The head of the new Australian Financial Complaints Authority (AFCA), which starts business on November 1, has promised easier access for those needing help with finance disputes.
As well as tackling complaints from disgruntled individuals, the free and independent service will be accessible to charities and small not-for-profits (those with fewer than 100 staff).
The new super-authority will tackle complaints across the finance sector, covering banks, credit, superannuation, advice and insurance.
AFCA takes over the work of three bodies: the Credit and Investments Ombudsman, the Financial Ombudsman Service Australia, and the Superannuation Complaints Tribunal.
AFCA head David Locke – a former assistant commissioner with the Australian Charities and Not-for-profits Commission (ACNC) – said AFCA would have a greater focus on helping people most in need.
He said many of the 55,000 cases AFCA is expected to tackle each year would arise from “people in hardship and people in difficulties”.
And he said the not-for-profit and charity sector played an important advocacy role for vulnerable members of the community, who were often targets of unscrupulous operators.
“Often the not-for-profit is really the bridge between the person experiencing those issues and getting a fair resolution.”
Mr Locke said one of the top priorities of the organisation would be to improve access to vulnerable consumers.
“We're going to be taking significant measures to make the service much more accessible for people right across communities,” Mr Locke said.
“I want to make sure that whoever you are, that you can use the service.

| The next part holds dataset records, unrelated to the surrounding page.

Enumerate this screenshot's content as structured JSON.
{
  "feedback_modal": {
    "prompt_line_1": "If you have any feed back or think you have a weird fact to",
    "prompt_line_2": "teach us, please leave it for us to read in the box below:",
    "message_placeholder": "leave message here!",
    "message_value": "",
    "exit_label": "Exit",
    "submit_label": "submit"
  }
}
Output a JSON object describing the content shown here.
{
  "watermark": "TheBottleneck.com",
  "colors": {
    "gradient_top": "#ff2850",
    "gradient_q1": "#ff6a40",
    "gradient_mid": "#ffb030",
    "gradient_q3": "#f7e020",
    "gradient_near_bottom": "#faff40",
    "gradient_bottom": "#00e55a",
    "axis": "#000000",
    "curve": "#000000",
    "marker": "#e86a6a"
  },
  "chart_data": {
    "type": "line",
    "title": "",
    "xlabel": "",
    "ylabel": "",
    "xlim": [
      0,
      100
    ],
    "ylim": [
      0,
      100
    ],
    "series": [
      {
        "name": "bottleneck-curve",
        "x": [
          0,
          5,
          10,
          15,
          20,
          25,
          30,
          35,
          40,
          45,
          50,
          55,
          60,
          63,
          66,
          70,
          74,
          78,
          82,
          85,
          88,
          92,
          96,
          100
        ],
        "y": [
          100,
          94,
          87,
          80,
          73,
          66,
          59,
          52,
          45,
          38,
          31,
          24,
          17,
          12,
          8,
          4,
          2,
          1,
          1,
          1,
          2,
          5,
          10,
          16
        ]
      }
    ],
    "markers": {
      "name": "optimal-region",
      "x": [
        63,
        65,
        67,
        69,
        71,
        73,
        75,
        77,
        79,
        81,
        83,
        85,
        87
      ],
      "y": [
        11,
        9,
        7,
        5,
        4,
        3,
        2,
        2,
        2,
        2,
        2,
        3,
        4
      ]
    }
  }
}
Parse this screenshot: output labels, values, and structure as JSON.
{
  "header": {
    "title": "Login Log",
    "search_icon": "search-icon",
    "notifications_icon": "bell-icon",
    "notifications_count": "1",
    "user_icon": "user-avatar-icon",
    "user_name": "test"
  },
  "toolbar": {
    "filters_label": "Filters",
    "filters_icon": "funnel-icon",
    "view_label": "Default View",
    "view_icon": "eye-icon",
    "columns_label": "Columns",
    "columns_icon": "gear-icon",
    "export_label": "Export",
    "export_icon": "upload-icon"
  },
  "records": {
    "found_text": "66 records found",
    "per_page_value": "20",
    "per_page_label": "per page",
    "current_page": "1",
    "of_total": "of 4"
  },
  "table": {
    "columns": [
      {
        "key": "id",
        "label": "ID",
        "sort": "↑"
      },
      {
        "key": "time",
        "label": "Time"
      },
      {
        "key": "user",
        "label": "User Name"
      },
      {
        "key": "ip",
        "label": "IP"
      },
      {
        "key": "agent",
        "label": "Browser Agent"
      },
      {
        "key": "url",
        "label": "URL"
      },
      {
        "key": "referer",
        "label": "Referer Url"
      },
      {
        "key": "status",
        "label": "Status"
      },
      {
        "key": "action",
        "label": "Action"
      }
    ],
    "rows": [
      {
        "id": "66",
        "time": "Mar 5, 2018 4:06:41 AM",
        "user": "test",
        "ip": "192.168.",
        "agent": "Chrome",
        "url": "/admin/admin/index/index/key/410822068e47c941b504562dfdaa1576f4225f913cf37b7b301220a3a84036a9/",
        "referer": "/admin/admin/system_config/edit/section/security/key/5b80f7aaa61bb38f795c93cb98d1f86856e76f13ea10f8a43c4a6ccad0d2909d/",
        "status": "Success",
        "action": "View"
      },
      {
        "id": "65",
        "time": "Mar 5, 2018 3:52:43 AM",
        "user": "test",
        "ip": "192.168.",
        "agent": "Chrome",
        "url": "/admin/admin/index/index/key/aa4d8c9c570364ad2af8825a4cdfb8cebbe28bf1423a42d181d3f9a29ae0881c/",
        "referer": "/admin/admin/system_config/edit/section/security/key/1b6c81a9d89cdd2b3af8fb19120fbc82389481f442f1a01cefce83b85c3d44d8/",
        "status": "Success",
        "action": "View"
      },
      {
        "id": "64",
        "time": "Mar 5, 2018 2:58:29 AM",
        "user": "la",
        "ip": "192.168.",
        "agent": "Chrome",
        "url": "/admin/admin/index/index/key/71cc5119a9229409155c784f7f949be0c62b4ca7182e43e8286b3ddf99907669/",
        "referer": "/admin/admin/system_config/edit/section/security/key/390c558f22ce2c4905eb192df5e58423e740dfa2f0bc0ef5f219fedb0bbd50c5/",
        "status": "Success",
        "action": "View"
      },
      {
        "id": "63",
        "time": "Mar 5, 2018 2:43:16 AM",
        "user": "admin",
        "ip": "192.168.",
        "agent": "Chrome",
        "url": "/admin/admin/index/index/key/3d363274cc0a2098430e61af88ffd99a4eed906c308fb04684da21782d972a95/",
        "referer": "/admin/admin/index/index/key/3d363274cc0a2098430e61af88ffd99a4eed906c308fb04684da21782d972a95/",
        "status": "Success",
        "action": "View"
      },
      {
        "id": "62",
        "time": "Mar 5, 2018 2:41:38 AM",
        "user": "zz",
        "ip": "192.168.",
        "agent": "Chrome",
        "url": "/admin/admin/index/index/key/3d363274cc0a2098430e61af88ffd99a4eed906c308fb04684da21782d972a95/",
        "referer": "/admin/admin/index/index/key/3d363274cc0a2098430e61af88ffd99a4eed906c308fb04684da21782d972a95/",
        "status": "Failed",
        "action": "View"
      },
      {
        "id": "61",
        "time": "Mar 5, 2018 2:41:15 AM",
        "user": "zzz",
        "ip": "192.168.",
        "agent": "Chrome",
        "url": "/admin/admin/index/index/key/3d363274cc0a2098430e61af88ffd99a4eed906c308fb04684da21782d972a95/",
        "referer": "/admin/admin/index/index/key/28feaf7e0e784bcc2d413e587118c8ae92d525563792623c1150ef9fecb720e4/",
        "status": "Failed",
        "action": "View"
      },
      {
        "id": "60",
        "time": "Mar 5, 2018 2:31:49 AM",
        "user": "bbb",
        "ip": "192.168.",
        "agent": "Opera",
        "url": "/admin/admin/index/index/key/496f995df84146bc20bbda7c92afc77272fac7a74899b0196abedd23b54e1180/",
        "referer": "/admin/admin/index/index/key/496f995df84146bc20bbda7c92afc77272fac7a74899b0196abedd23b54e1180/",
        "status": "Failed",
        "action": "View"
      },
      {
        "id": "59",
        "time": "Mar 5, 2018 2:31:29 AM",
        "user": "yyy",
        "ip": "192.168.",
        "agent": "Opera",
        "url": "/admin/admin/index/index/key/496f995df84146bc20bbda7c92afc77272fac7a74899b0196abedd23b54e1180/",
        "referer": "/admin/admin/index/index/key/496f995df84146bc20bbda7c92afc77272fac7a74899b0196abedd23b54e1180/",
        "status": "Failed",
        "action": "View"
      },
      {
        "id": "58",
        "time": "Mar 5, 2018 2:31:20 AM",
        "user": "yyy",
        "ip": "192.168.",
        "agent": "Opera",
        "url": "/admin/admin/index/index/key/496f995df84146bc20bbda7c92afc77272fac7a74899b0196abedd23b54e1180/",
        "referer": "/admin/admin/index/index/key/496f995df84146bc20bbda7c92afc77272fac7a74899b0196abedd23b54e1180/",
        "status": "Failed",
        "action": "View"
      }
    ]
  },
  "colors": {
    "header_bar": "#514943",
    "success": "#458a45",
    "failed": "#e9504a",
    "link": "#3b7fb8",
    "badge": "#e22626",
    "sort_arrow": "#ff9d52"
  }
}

And we recognise that most of us are not experts in financial services products and businesses. And we recognise it's not an equal playing field necessarily, if you're in a dispute with your bank. So our approach is very much to assist people and to provide extra support where people need it.”
Those in financial hardship will also be protected by powers that enable AFCA to freeze any other enforcement action while it negotiates a settlement.
Beefed-up powers give AFCA the ability to rule on losses of as much as $1 million, and award up to $500,000 in compensation. There’s no limit on awards for superannuation cases where people’s homes are used as security.
The new body’s increased accessibility extends to its name, which no longer contains the term “ombudsman”.
Mr Locke notes, “a lot of people don’t know what an ombudsman is”, whereas the new name “says on the tin what it deals with – which is complaints about financial firms”.
“I think in the past if you look at some of the ombudsman schemes, some of them look very difficult, they're quite hard to understand and to use. We'll have a real emphasis on outreach, on working with financial counsellors, working with not-for-profits in the field.”
He said the focus of AFCA would be to aim for negotiated solutions, using conciliation and mediation where possible, but with the power to make binding decisions.
Consumers can still decide to take their case to other authorities, if they choose: “They haven’t surrendered any of their rights, so it’s really optional for the public.”
AFCA – a not-for-profit in its own right – will be funded by compulsory fees paid by Australia’s financial firms.